The Citizens Information site lists your options HERE, or you can download a Government information leaflet HERE (pdf).

I don't have a vote. How can I make my voice heard?

We've got some ideas about that! All migrant rights activists (whether or not you're a citizen) are welcome to our Migrants' Forum on Sunday 22nd November and to a Meet the Politicians forum in the new year. Keep an eye on our Facebook page for updates.

Undocumented migrants have a voice too, through the Justice for the Undocumented campaign - check out their Find a Voter campaign.

I'm really interested in getting more involved in Irish politics, in particular making political candidates more aware of migrant rights issues in Ireland.

Great! You're very welcome to get involved in MRCI's Migrant Power in Politics project (see below). Email helen@mrci.ie to find out more about our plans to inform politicians about the critical issues of the day facing migrant communities and how our campaigners are going to build migrant power in politics in the run up to the General Election.

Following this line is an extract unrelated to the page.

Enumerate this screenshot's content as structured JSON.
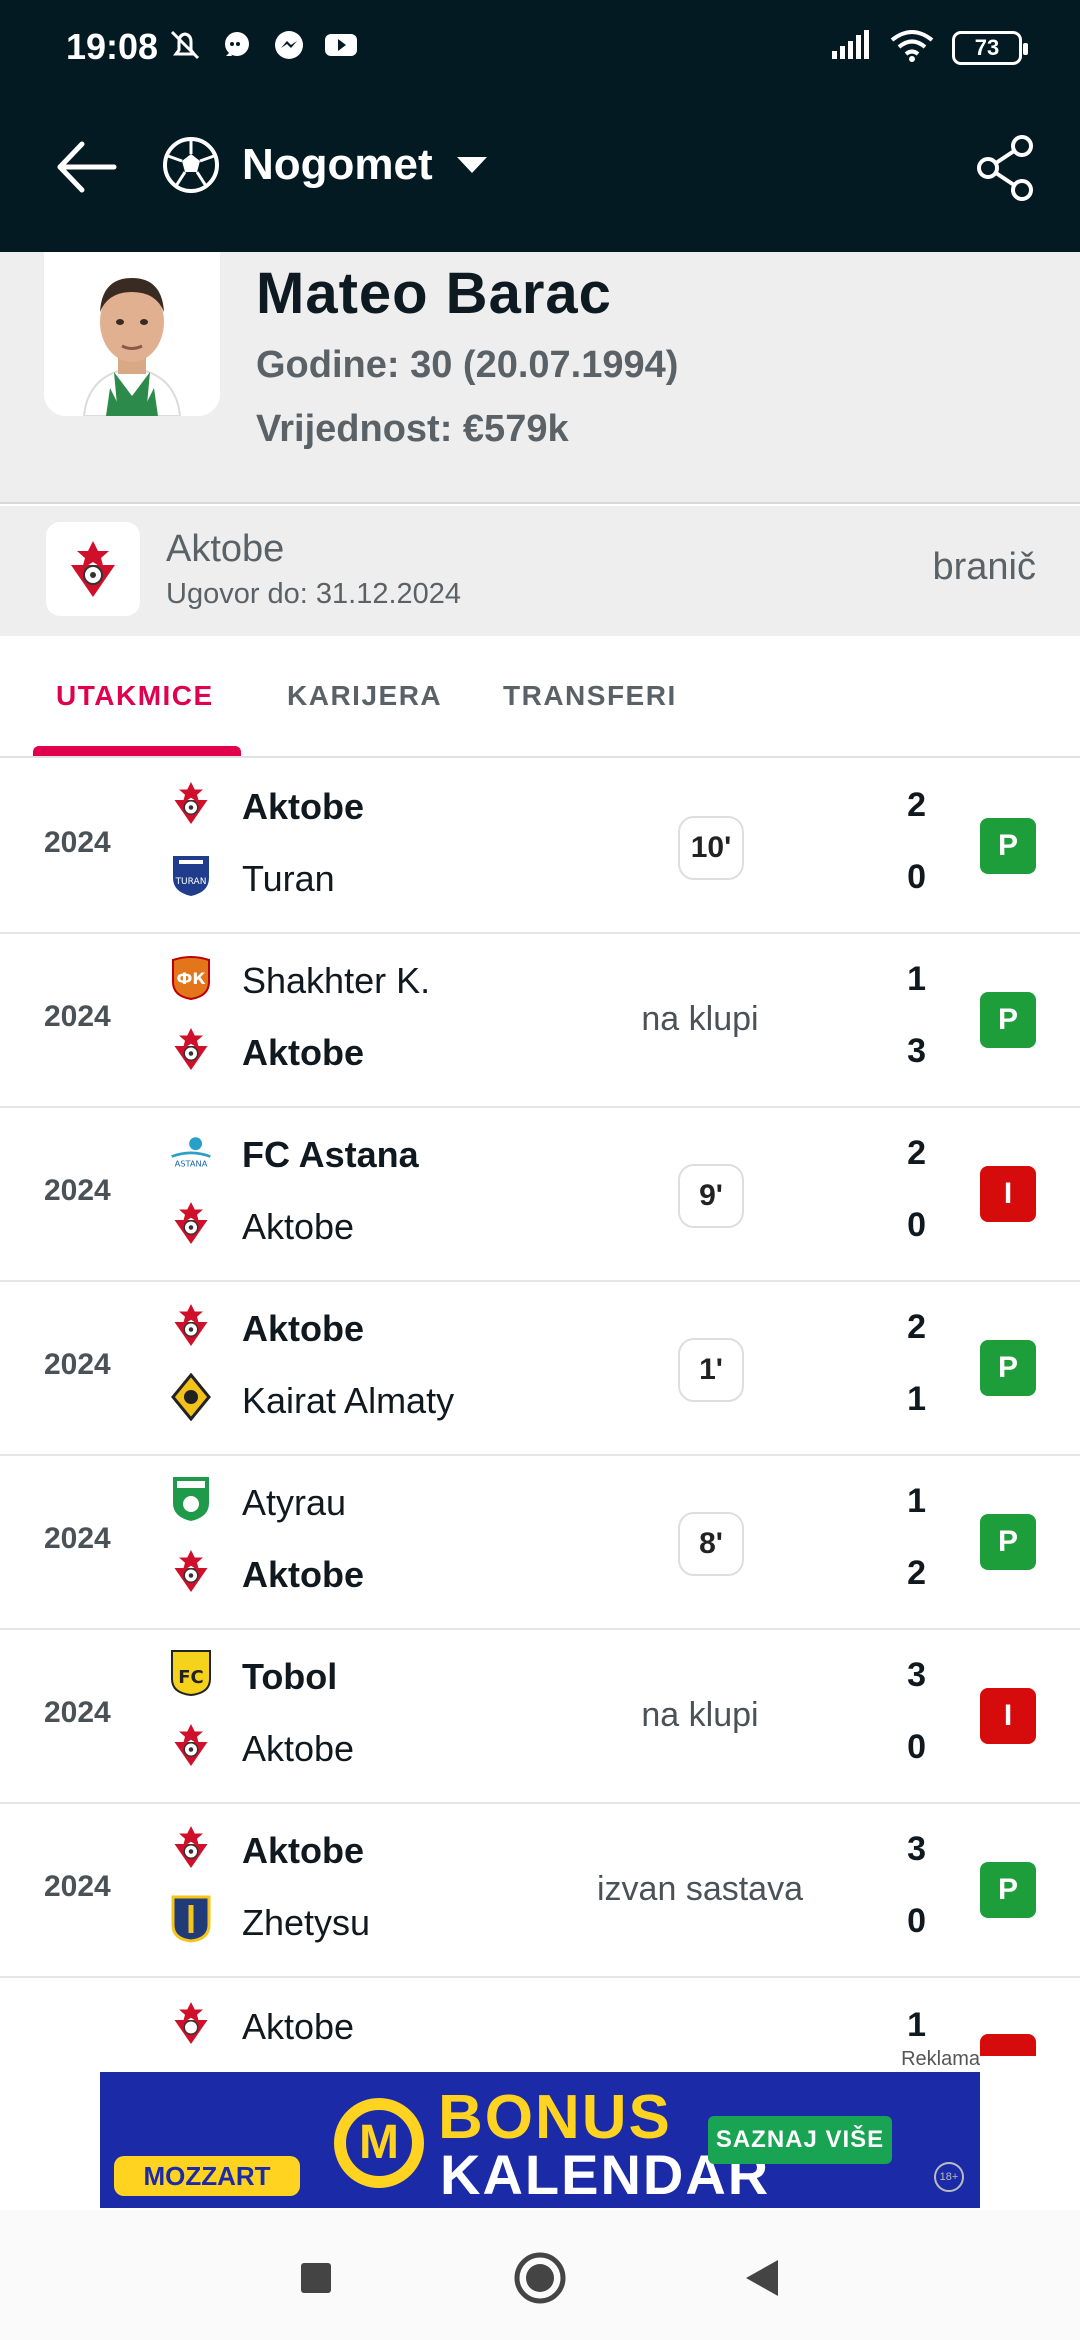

You didn't answer my question!

Sorry about that! Please email Aoife at communications@mrci.ie and we'll do our best. 🙂

Migrant Power in Politics (MPP)

The MPP project aims to support and increase migrant political engagement in the run up to the 2016 General Election and deepen political candidates' understanding of migrant rights issues in Ireland.

Some of the issues we know you feel very strongly about: the urgent need for immigration reform and transparent laws, greater protections for vulnerable workers like au pairs, tackling racism and discrimination - especially in housing, applying for a job and the work place - strengthening the voice and representation of people from black and ethnic minority backgrounds in Irish politics, ending direct provision, a regularisation for undocumented migrants.

Over the next few months we will

  1. Run a voter education drive, producing tools and materials making it easier to vote and have your voice heard in Irish politics.
  2. Carry out communications and political education training with migrant activists and leaders to build their skills & knowledge to lobby and critically engage with the political system.
  3. With migrant leaders and activists, inform and educate political candidates on issues of the day for migrant communities in Ireland, creating a political manifesto and supporting analysis on modern migration in Ireland.

This work is made possible through the Caring for Communities Grant from the Community Foundation for Ireland.